----

He roused to something poking his shoulder.

Dimitri growled, sluggishly dragging his cape closer around him. It was too dark to be dawn, and there was no cause to wake him otherwise--

“You awake, Dimitri?”

The voice was not one he had expected.

Jerking upright, he found Claude watching him, his grin faded but undeniably present. “What are you doing in the infirmary?” he mumbled. “I didn’t think that assassin got you.”

“I came to check on you,” the prince replied honestly.

“Well, as you can see, I’m alive and well. So go get some sleep, would you? You look like shit.”

“I could say the same to you,” Dimitri snorted.

“At least I have an excuse,” the archer shot back (and it was only when a slight warmth squeezed his fingers that he realized he still had Claude’s hand in his own). “Go find a bed. I hurt more just looking at you.”

He didn’t much care for the thought of silence being his only company. But if all he needed was to find a bed… “Fine.” Scooting the chair slightly closer, he slung his arm across the pillow under the Alliance leader’s head and settled in as comfortably as he could.

“Smartass. You know that’s not what I meant.” And yet, he made no further protest, instead nestling in when Dimitri draped his cloak across the covers. “You don’t get to blame me if you wake up sore in the morning.”

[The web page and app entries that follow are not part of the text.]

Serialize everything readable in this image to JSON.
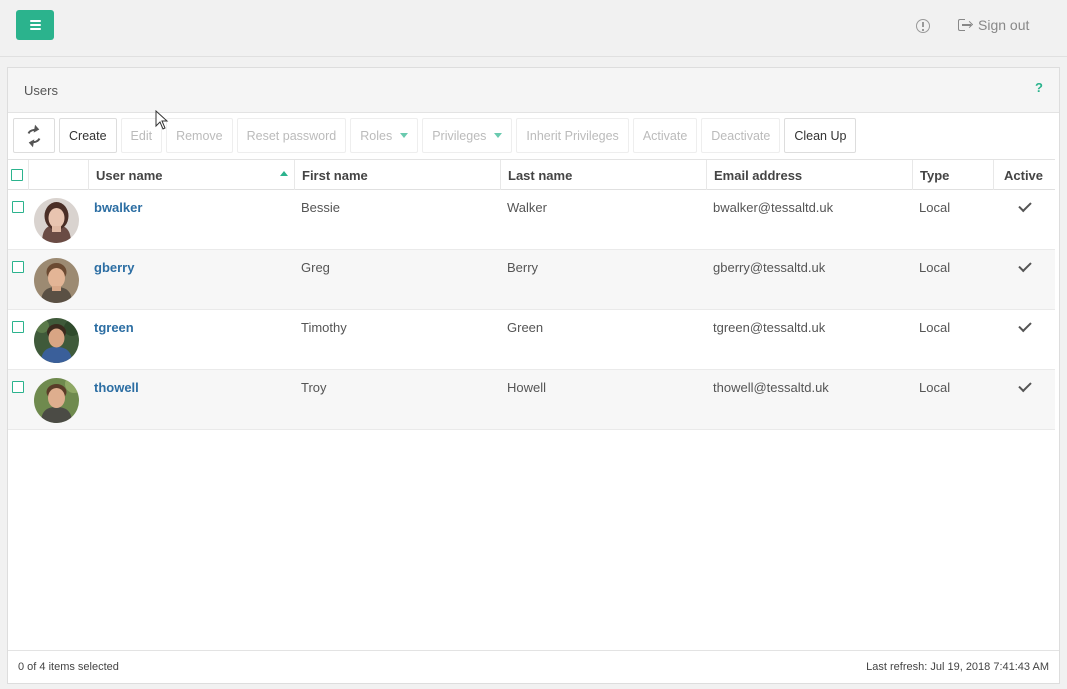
{
  "header": {
    "sign_out_label": "Sign out",
    "accent_color": "#2bb38d"
  },
  "panel": {
    "title": "Users",
    "help_label": "?"
  },
  "toolbar": {
    "create": "Create",
    "edit": "Edit",
    "remove": "Remove",
    "reset_password": "Reset password",
    "roles": "Roles",
    "privileges": "Privileges",
    "inherit_privileges": "Inherit Privileges",
    "activate": "Activate",
    "deactivate": "Deactivate",
    "clean_up": "Clean Up"
  },
  "table": {
    "columns": {
      "user_name": "User name",
      "first_name": "First name",
      "last_name": "Last name",
      "email": "Email address",
      "type": "Type",
      "active": "Active"
    },
    "rows": [
      {
        "username": "bwalker",
        "first_name": "Bessie",
        "last_name": "Walker",
        "email": "bwalker@tessaltd.uk",
        "type": "Local",
        "active": true
      },
      {
        "username": "gberry",
        "first_name": "Greg",
        "last_name": "Berry",
        "email": "gberry@tessaltd.uk",
        "type": "Local",
        "active": true
      },
      {
        "username": "tgreen",
        "first_name": "Timothy",
        "last_name": "Green",
        "email": "tgreen@tessaltd.uk",
        "type": "Local",
        "active": true
      },
      {
        "username": "thowell",
        "first_name": "Troy",
        "last_name": "Howell",
        "email": "thowell@tessaltd.uk",
        "type": "Local",
        "active": true
      }
    ]
  },
  "footer": {
    "selection": "0 of 4 items selected",
    "last_refresh": "Last refresh: Jul 19, 2018 7:41:43 AM"
  }
}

“So be it,” the prince mumbled. Curled so close, he could at last hear the whisper of Claude’s breath...and that alone reassured him enough to find sleep once more.